The single most important factor in the current analysis is that the U.S. does not exist in a vacuum. The Q2 real growth quarterly rise in Eurozone GDP was a disappointment and further evidence that the ECB is still distant from its ultimate goal of normalizing rates and its balance sheet as the Fed started in 2015.
Likewise, China’s PMI and related reports that arrived July 31 revealed a distinct slowdown in China, the world’s second-largest economy. The global impact of these conjoined European and Chinese slowdowns over the year ahead is shown clearly in Chart 1 below:
This mash-up of divergent critical paths among the world’s major economic blocks is best summarized in this downbeat July 31, 2018 synopsis from Capital Economics, a traditionally bullish voice: “While global economic growth rebounded in Q2, it will probably slow again in the second half of this year and in 2019. The US will not be able to sustain annualized GDP growth of 4%, China’s economy is slowing steadily, and any pick-up in the euro-zone from a lackluster first half is likely to be modest.”
Meanwhile, policy organs of the U.S. other than the Fed are already joining forces to box-in the Chinese trading threat. A new announcement by the U.S., Australia, and Japan is clearly meant as a robust source of capital to counter the Chinese Belt and Road Initiative (BNR). This counter-BNR investment vehicle is of great geopolitical significance, but it will be financed by more government debt, which is already producing headwinds for indigenous growth in those three leading economies.
The Fed may be the last major body to see this data for what it is, but their realization won’t take forever. Toward the end of the third calendar quarter, the full extent of a global slowdown will be apparent even to the U.S. central bank. The Fed’s response will be to pause their rate hike path either in September (if the data becomes clear by then) or certainly December.

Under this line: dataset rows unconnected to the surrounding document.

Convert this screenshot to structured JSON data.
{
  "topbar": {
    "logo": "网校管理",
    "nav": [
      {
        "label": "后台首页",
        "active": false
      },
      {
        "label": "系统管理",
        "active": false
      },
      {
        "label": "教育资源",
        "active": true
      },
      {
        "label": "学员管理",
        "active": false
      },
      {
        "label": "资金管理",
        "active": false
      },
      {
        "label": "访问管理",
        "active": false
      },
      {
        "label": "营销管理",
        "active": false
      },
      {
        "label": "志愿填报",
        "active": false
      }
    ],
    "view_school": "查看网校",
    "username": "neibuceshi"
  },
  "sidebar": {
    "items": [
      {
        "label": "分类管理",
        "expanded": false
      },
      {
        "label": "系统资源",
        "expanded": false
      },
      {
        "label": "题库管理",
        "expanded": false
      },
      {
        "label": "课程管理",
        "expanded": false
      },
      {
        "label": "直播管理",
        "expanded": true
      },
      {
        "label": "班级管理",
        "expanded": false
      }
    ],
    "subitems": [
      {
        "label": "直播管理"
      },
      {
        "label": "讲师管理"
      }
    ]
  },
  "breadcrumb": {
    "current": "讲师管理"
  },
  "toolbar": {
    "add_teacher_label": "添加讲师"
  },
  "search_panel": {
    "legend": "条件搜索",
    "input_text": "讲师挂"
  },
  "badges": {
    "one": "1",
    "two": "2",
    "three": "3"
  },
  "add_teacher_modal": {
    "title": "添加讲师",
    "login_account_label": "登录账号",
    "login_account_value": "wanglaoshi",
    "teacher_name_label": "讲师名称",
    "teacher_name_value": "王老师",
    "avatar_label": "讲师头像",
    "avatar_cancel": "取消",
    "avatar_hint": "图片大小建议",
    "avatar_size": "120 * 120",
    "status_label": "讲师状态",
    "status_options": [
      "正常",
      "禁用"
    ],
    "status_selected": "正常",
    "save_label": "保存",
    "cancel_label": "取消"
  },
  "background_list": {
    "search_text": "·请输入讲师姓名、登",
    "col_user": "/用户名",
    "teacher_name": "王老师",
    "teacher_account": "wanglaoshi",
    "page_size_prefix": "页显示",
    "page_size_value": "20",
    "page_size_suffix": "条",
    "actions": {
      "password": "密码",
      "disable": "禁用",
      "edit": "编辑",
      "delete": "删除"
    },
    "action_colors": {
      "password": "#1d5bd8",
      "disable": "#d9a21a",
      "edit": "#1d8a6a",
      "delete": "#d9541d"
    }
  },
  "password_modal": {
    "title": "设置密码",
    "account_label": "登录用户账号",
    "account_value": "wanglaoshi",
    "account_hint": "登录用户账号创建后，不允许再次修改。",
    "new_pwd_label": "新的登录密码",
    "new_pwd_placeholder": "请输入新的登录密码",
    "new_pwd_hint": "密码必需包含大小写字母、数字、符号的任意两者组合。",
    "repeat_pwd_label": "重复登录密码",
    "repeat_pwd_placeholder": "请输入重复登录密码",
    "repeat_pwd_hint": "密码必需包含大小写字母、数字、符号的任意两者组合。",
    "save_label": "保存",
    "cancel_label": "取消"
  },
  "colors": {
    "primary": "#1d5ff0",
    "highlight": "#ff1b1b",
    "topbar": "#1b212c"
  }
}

The Fed has the worst economic forecasting record of any major institution, with the IMF running a close second. The Fed’s latest forecast, issued last week, is that the U.S. economy is “strong” and that the Fed is on track for another rate hike in September as planned. But the Fed ignores the negative impact of trade wars, currency wars, stagnant wages and a host of other important data. Leave aside the fact that the Fed has never forecast a recession in its 105-year institutional history. What’s unfolding is a slow-motion train-wreck in which weak forecasting and over tightening by the Fed are about to collide with a weak U.S. economy and lead to a recession.”